Going to visit gets harder each time for me. Each visit brings us one day closer to a trip to the ladies’ department at J.C. Penney’s. I’ve mentioned my promise to Aunt Helen before, that I would wear a red party dress and matching pumps to her funeral.
Aunt Helen doesn’t want a bunch of mourners at her funeral, she wants a party. She wants her life to be celebrated, rather than mourned for its loss. She once told me that she didn’t want people to wear black, but rather to put on their best red party dress. She specifically wants red, because when she was young her mother scolded her once for
wearing a red dress to church bringing my young cousin to a funeral wearing a red dress. Red was the color for whores, my grandmother told her. Aunt Helen has a defiant streak, I suppose.
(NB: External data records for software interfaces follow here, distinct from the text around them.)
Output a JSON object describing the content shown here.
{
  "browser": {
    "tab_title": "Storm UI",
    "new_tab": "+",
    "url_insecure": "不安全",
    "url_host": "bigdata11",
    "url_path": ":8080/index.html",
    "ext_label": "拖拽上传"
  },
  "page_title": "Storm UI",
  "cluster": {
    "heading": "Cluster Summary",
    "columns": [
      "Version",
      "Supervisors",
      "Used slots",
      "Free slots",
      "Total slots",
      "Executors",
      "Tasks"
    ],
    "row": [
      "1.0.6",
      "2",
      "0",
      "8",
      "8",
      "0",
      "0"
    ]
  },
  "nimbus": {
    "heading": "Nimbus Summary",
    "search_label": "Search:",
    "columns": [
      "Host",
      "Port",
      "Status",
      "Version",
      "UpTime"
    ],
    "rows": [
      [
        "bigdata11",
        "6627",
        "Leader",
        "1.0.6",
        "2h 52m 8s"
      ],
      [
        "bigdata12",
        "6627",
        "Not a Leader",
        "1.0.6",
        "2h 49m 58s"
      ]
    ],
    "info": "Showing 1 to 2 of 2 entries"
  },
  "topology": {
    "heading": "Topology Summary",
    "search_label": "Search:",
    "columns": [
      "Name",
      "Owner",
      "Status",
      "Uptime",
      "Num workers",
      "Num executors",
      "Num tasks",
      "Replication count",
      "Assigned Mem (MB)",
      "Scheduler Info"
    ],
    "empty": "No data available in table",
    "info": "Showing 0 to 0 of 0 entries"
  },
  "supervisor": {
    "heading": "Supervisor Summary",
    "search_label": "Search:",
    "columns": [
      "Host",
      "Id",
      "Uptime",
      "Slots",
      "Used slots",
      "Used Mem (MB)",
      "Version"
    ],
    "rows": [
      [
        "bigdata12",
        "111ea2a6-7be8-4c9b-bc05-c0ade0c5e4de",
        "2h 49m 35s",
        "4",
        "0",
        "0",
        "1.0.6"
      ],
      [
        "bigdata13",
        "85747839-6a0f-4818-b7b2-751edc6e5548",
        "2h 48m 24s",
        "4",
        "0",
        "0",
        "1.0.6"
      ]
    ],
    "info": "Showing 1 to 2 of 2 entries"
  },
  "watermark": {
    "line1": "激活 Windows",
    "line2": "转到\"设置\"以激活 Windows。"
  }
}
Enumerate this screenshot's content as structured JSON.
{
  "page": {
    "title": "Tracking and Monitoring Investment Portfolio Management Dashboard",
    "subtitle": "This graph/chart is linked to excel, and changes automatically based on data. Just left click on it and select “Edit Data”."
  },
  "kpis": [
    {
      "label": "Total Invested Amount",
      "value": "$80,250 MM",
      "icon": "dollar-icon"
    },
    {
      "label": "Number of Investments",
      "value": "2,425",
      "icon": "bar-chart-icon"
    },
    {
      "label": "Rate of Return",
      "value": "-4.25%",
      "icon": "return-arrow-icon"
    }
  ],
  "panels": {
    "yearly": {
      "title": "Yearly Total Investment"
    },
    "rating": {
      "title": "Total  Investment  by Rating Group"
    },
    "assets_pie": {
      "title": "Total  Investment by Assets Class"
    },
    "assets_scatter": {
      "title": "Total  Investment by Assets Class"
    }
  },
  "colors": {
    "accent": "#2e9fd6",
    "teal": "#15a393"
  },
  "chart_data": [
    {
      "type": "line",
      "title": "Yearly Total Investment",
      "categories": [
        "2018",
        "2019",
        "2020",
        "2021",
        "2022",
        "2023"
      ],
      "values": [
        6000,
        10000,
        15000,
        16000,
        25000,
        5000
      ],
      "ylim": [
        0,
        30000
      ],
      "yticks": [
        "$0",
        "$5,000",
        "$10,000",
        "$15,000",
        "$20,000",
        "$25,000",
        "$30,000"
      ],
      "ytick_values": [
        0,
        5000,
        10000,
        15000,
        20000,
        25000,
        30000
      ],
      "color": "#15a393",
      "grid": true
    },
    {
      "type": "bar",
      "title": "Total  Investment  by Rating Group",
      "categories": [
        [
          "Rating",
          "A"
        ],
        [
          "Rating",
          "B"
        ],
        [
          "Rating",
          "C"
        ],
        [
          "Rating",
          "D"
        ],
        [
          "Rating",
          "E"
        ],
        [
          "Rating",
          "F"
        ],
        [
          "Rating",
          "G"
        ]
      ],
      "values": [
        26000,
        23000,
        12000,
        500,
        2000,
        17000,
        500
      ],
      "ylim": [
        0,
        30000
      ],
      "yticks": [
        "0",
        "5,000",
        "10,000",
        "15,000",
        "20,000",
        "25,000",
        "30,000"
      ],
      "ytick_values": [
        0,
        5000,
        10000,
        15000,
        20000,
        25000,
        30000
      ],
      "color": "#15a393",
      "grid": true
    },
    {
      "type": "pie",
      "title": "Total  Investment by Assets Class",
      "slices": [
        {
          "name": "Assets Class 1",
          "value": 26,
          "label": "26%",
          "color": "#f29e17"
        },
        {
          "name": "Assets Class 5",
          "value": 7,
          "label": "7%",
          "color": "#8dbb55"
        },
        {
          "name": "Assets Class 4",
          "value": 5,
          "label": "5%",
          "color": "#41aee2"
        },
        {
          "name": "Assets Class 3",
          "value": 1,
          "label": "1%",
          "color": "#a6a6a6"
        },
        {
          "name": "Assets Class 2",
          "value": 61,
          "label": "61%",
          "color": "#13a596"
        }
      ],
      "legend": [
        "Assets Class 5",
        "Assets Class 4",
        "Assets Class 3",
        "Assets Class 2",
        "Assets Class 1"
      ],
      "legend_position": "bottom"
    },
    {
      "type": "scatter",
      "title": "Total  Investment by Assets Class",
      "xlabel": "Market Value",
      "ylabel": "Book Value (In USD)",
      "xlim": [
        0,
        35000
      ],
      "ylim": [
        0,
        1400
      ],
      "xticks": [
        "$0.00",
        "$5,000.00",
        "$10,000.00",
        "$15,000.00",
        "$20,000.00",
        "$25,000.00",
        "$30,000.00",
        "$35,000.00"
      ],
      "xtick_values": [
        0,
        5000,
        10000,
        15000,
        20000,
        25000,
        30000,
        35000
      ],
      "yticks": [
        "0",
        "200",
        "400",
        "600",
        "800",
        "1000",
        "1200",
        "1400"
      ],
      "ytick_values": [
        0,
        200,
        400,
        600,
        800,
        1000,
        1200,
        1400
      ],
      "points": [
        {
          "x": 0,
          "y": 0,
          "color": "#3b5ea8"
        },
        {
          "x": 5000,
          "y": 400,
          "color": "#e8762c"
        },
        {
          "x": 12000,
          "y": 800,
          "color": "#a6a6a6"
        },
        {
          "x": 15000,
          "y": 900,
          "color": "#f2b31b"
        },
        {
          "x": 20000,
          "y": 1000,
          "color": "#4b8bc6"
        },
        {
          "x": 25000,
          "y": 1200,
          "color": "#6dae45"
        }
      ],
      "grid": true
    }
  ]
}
That’s when I told her I would do just that. I would go out and buy myself a red party dress and matching pumps. I promised to wear them to her funeral. I was half-joking. She was not.
While I’m fairly certain that a party’s going to be impossible, I’ll do the best I can for her and wear the dress and pumps.
I guess it’s one thing to promise such things in the abstract, another thing entirely to look that promise right in the eye as her trip to California draws near, far too quickly and far too soon. Still, I fully intend to keep my promise to her. I imagine it will cause quite a ruckus, but I made that promise, and Aunt Helen, even now, hasn’t forgotten it.
It’s not that I don’t want to wear the dress, really. It’s not even the prospect of shaving my very hairy legs. It wouldn’t be the first time for either of those occurrences, but I won’t get into that just now. What’s killing me is of course that I don’t want to face the occasion of having to wear the dress.
When I was nearly incapable of staying any longer for fear of a major melt-down in front of my daughter, Aunt Helen told us we needed to leave because she had to go to the bathroom. As I left, I smiled as best I could, and told her to get better because I wasn’t ready to go buy a red dress. I wasn’t sure whether she would get what I was getting at.
She smiled. She laughed. She spoke.
“You better go get the dress. It’s time.”